Jessenia gathers around the table with her family at least once a week to talk through their lives. But if the 15-year-old has something she doesn’t want to bring to her parents, she can go to the Young Women’s Resource Center (YWRC).
Jessenia, a high school freshman, has been attending Empowerment workshops at YWRC since fifth grade. The weekly after-school groups, funded by United Way, provide a nonjudgmental space to build supportive relationships. They prioritize social connections, self-esteem, and self-control during an especially vulnerable time in young women’s lives.
From the workshops, Jessenia has learned how to deal with judgement about her two moms and with the hateful rhetoric she hears in the media about Latinos like herself.
“I don’t find any reason for hate,” she says. “We’re all living in this life. Everybody is different. Don’t hate them for being them.”
Jessenia’s family embodies love. They are United Way donors, and they volunteer at a homeless shelter.

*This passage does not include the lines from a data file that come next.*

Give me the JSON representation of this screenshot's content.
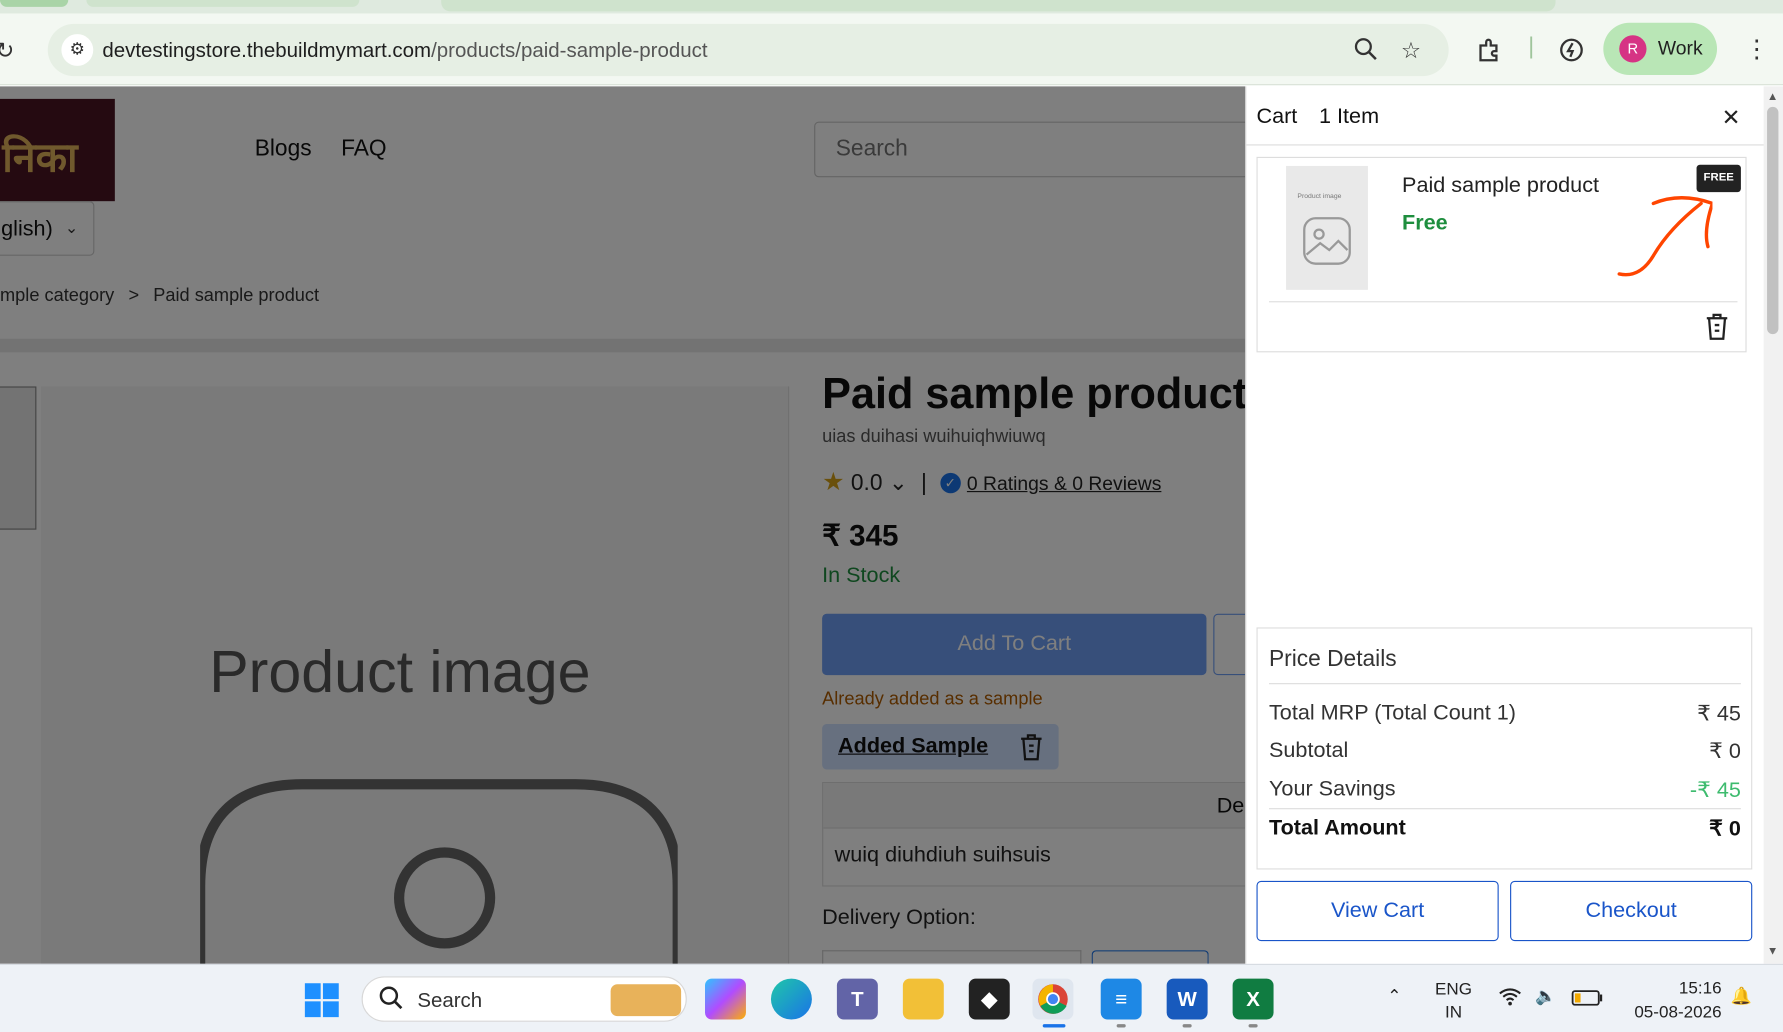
{
  "browser": {
    "url_host": "devtestingstore.thebuildmymart.com",
    "url_path": "/products/paid-sample-product",
    "profile_initial": "R",
    "profile_name": "Work"
  },
  "header": {
    "logo_text": "निका",
    "nav": [
      "Blogs",
      "FAQ"
    ],
    "search_placeholder": "Search",
    "language": "glish)"
  },
  "breadcrumb": {
    "parent": "mple category",
    "separator": ">",
    "current": "Paid sample product"
  },
  "product": {
    "image_caption": "Product image",
    "title": "Paid sample product",
    "subtitle": "uias duihasi wuihuiqhwiuwq",
    "rating": "0.0",
    "reviews_link": "0 Ratings & 0 Reviews",
    "price": "₹ 345",
    "stock": "In Stock",
    "add_to_cart": "Add To Cart",
    "already_note": "Already added as a sample",
    "added_sample": "Added Sample",
    "details_header": "De",
    "details_row": "wuiq diuhdiuh suihsuis",
    "delivery_label": "Delivery Option:"
  },
  "cart": {
    "title": "Cart",
    "count": "1 Item",
    "item": {
      "image_caption": "Product image",
      "name": "Paid sample product",
      "price": "Free",
      "badge": "FREE"
    },
    "price_details": {
      "heading": "Price Details",
      "rows": [
        {
          "label": "Total MRP (Total Count 1)",
          "value": "₹ 45"
        },
        {
          "label": "Subtotal",
          "value": "₹ 0"
        },
        {
          "label": "Your Savings",
          "value": "-₹ 45"
        }
      ],
      "total_label": "Total Amount",
      "total_value": "₹ 0"
    },
    "view_cart": "View Cart",
    "checkout": "Checkout"
  },
  "taskbar": {
    "search_label": "Search",
    "lang_line1": "ENG",
    "lang_line2": "IN",
    "time": "15:16",
    "date": "05-08-2026"
  },
  "colors": {
    "brand_blue": "#1a55c9",
    "success_green": "#1e8e3e",
    "savings_green": "#3dbb6e",
    "annotation_orange": "#ff4500"
  }
}
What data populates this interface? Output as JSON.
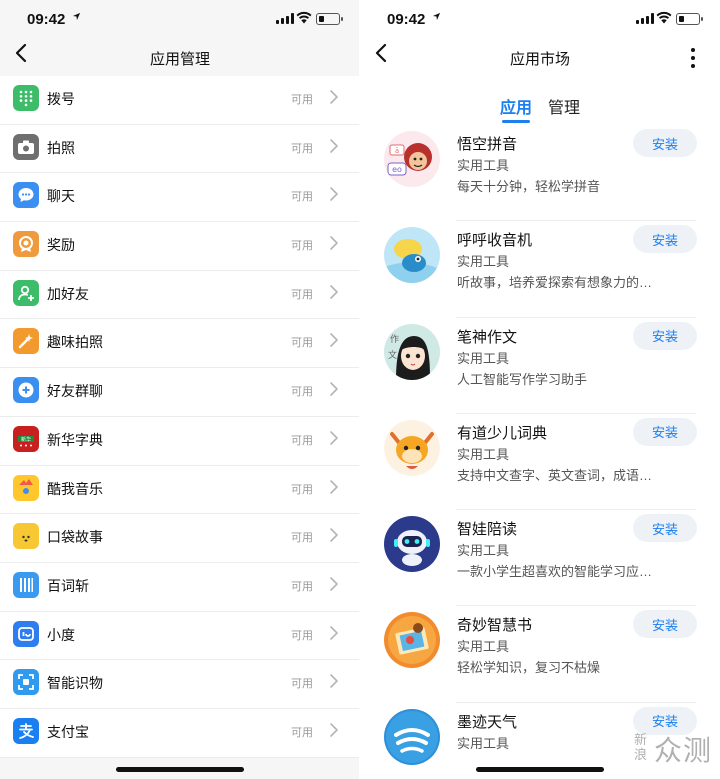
{
  "left_screen": {
    "status": {
      "time": "09:42",
      "location_icon": "location-arrow-icon"
    },
    "nav": {
      "title": "应用管理",
      "back_icon": "back-chevron-icon"
    },
    "apps": [
      {
        "label": "拨号",
        "status": "可用",
        "icon": "dialpad-icon",
        "color": "#3dbd6a"
      },
      {
        "label": "拍照",
        "status": "可用",
        "icon": "camera-icon",
        "color": "#6f6f6f"
      },
      {
        "label": "聊天",
        "status": "可用",
        "icon": "chat-bubble-icon",
        "color": "#3a8ff0"
      },
      {
        "label": "奖励",
        "status": "可用",
        "icon": "medal-icon",
        "color": "#ef9a3c"
      },
      {
        "label": "加好友",
        "status": "可用",
        "icon": "add-friend-icon",
        "color": "#3dbd6a"
      },
      {
        "label": "趣味拍照",
        "status": "可用",
        "icon": "magic-wand-icon",
        "color": "#f29a2e"
      },
      {
        "label": "好友群聊",
        "status": "可用",
        "icon": "group-chat-icon",
        "color": "#3a8ff0"
      },
      {
        "label": "新华字典",
        "status": "可用",
        "icon": "xinhua-dictionary-icon",
        "color": "#c8201e"
      },
      {
        "label": "酷我音乐",
        "status": "可用",
        "icon": "kuwo-music-icon",
        "color": "#ffc72c"
      },
      {
        "label": "口袋故事",
        "status": "可用",
        "icon": "pocket-story-fox-icon",
        "color": "#f7c734"
      },
      {
        "label": "百词斩",
        "status": "可用",
        "icon": "baicizhan-icon",
        "color": "#3a9af0"
      },
      {
        "label": "小度",
        "status": "可用",
        "icon": "xiaodu-icon",
        "color": "#2f7ef0"
      },
      {
        "label": "智能识物",
        "status": "可用",
        "icon": "object-scan-icon",
        "color": "#2f9bf0"
      },
      {
        "label": "支付宝",
        "status": "可用",
        "icon": "alipay-icon",
        "color": "#1a7ff0"
      }
    ]
  },
  "right_screen": {
    "status": {
      "time": "09:42",
      "location_icon": "location-arrow-icon"
    },
    "nav": {
      "title": "应用市场",
      "back_icon": "back-chevron-icon",
      "more_icon": "more-vertical-icon"
    },
    "tabs": [
      {
        "label": "应用",
        "active": true
      },
      {
        "label": "管理",
        "active": false
      }
    ],
    "accent": "#1b7ff0",
    "apps": [
      {
        "name": "悟空拼音",
        "category": "实用工具",
        "desc": "每天十分钟，轻松学拼音",
        "button": "安装",
        "icon": "wukong-pinyin-icon"
      },
      {
        "name": "呼呼收音机",
        "category": "实用工具",
        "desc": "听故事，培养爱探索有想象力的…",
        "button": "安装",
        "icon": "huhu-radio-icon"
      },
      {
        "name": "笔神作文",
        "category": "实用工具",
        "desc": "人工智能写作学习助手",
        "button": "安装",
        "icon": "bishen-writing-icon"
      },
      {
        "name": "有道少儿词典",
        "category": "实用工具",
        "desc": "支持中文查字、英文查词，成语…",
        "button": "安装",
        "icon": "youdao-kids-dict-icon"
      },
      {
        "name": "智娃陪读",
        "category": "实用工具",
        "desc": "一款小学生超喜欢的智能学习应…",
        "button": "安装",
        "icon": "zhiwa-robot-icon"
      },
      {
        "name": "奇妙智慧书",
        "category": "实用工具",
        "desc": "轻松学知识，复习不枯燥",
        "button": "安装",
        "icon": "wonder-book-icon"
      },
      {
        "name": "墨迹天气",
        "category": "实用工具",
        "desc": "",
        "button": "安装",
        "icon": "moji-weather-icon"
      }
    ]
  },
  "watermark": {
    "small": "新浪",
    "large": "众测"
  }
}
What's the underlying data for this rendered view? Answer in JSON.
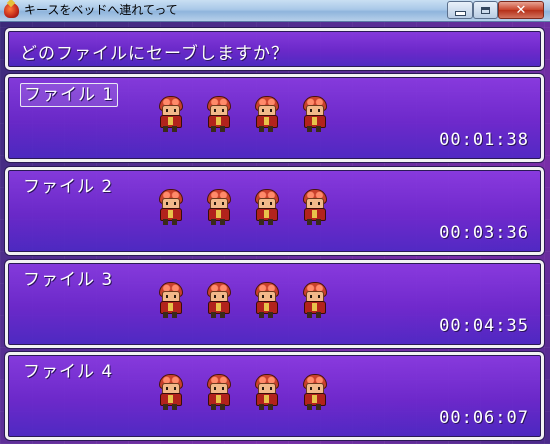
{
  "window": {
    "title": "キースをベッドへ連れてって",
    "close_glyph": "✕"
  },
  "prompt": "どのファイルにセーブしますか？",
  "slots": [
    {
      "label": "ファイル 1",
      "playtime": "00:01:38",
      "selected": true
    },
    {
      "label": "ファイル 2",
      "playtime": "00:03:36",
      "selected": false
    },
    {
      "label": "ファイル 3",
      "playtime": "00:04:35",
      "selected": false
    },
    {
      "label": "ファイル 4",
      "playtime": "00:06:07",
      "selected": false
    }
  ],
  "colors": {
    "panel_top": "#8c3ce6",
    "panel_bottom": "#4b28c8",
    "border": "#f2f2f2",
    "text": "#ffffff"
  },
  "icons": {
    "app": "red-gem-icon",
    "party_member": "red-haired-hero-sprite"
  }
}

They’ve welcomed extended family members in need into their home—children Jessenia calls her siblings.
In the hectic first year of high school, Jessenia copes with peer pressure and stress using techniques she learned at YWRC: deep breathing, meditation, and reading poetry.
“With stress, you’re either going to box it in or you’re going to have someone to turn to,” she explains.
At a time when more central Iowans report feeling daily stress and fewer agree they have someone who encourages them to be healthy than last year, Jessenia is a stand-out example of well-being.
She plans to graduate high school with good grades and attend college. Jessenia already scores high on another indicator of well-being: sense of purpose.
“If you want to live a good life,” she says, “then you need to do good things.”
Read more at www.unitedwaydm.org/stories/jessenia.